Data records
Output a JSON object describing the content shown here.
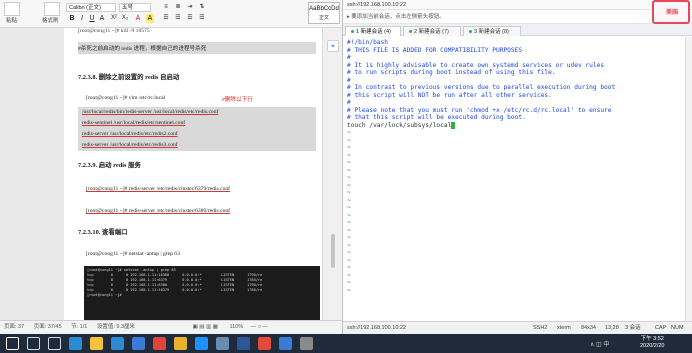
{
  "word": {
    "ribbon": {
      "paste_label": "粘贴",
      "format_painter_label": "格式刷",
      "font_name": "Calibri (正文)",
      "font_size": "五号",
      "style_preview": "AaBbCcDd",
      "style_name": "正文",
      "buttons": [
        "B",
        "I",
        "U",
        "A",
        "X²",
        "X₂",
        "A",
        "A"
      ]
    },
    "doc": {
      "cut_top": "[root@cong11 ~]# kill -9 10575",
      "note": "#杀死之前启动的 redis 进程，根据自己的进程号杀死",
      "h1": "7.2.3.8.    删除之前设置的 redis 自启动",
      "vim_cmd": "[root@cong11 ~]# vim /etc/rc.local",
      "vim_comment": "#删除以下行",
      "hl_lines": [
        "/usr/local/redis/bin/redis-server /usr/local/redis/etc/redis.conf",
        "redis-sentinel /usr/local/redis/etc/sentinel.conf",
        "redis-server /usr/local/redis/etc/redis2.conf",
        "redis-server /usr/local/redis/etc/redis3.conf"
      ],
      "h2": "7.2.3.9.    启动 redis 服务",
      "start1": "[root@cong11 ~]# redis-server /etc/redis/cluster/6379/redis.conf",
      "start2": "[root@cong11 ~]# redis-server /etc/redis/cluster/6380/redis.conf",
      "h3": "7.2.3.10.    查看端口",
      "netstat": "[root@cong11 ~]# netstat -antup | grep 63",
      "term_lines": [
        "[root@cong11 ~]# netstat -antup | grep 63",
        "tcp        0      0 192.168.1.11:16380      0.0.0.0:*         LISTEN      1790/re",
        "tcp        0      0 192.168.1.11:6379       0.0.0.0:*         LISTEN      1788/re",
        "tcp        0      0 192.168.1.11:6380       0.0.0.0:*         LISTEN      1790/re",
        "tcp        0      0 192.168.1.11:16379      0.0.0.0:*         LISTEN      1788/re",
        "[root@cong11 ~]#"
      ]
    },
    "status": {
      "page": "页面: 37",
      "pages": "页面: 37/45",
      "section": "节: 1/1",
      "setting": "设置值: 9.3厘米",
      "zoom": "110%"
    }
  },
  "ssh": {
    "address": "ssh://192.168.100.10:22",
    "hint": "要添加当前会话，点击左侧箭头按钮。",
    "tabs": [
      "1 新建会话 (4)",
      "2 新建会话 (7)",
      "3 新建会话 (8)"
    ],
    "lines": [
      {
        "t": "#!/bin/bash",
        "c": "comment"
      },
      {
        "t": "# THIS FILE IS ADDED FOR COMPATIBILITY PURPOSES",
        "c": "comment"
      },
      {
        "t": "#",
        "c": "comment"
      },
      {
        "t": "# It is highly advisable to create own systemd services or udev rules",
        "c": "comment"
      },
      {
        "t": "# to run scripts during boot instead of using this file.",
        "c": "comment"
      },
      {
        "t": "#",
        "c": "comment"
      },
      {
        "t": "# In contrast to previous versions due to parallel execution during boot",
        "c": "comment"
      },
      {
        "t": "# this script will NOT be run after all other services.",
        "c": "comment"
      },
      {
        "t": "#",
        "c": "comment"
      },
      {
        "t": "# Please note that you must run 'chmod +x /etc/rc.d/rc.local' to ensure",
        "c": "comment"
      },
      {
        "t": "# that this script will be executed during boot.",
        "c": "comment"
      },
      {
        "t": "",
        "c": "cmd"
      },
      {
        "t": "touch /var/lock/subsys/local",
        "c": "cmd"
      }
    ],
    "tilde": "~",
    "status": {
      "addr": "ssh://192.168.100.10:22",
      "proto": "SSH2",
      "term": "xterm",
      "size": "84x34",
      "pos": "13,28",
      "sessions": "3 会话",
      "caps": "CAP",
      "num": "NUM"
    },
    "badge": "美国"
  },
  "taskbar": {
    "time": "下午 3:52",
    "date": "2020/2/20",
    "tray": "∧ ◫ 中",
    "icons": [
      "start",
      "search",
      "task-view",
      "ie",
      "explorer",
      "edge",
      "store",
      "wps",
      "chrome",
      "qq",
      "vmware",
      "word",
      "xshell",
      "mail",
      "calc"
    ]
  }
}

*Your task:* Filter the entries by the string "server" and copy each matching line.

*Written reply:*
        "/usr/local/redis/bin/redis-server /usr/local/redis/etc/redis.conf",
        "redis-server /usr/local/redis/etc/redis2.conf",
        "redis-server /usr/local/redis/etc/redis3.conf"
      "start1": "[root@cong11 ~]# redis-server /etc/redis/cluster/6379/redis.conf",
      "start2": "[root@cong11 ~]# redis-server /etc/redis/cluster/6380/redis.conf",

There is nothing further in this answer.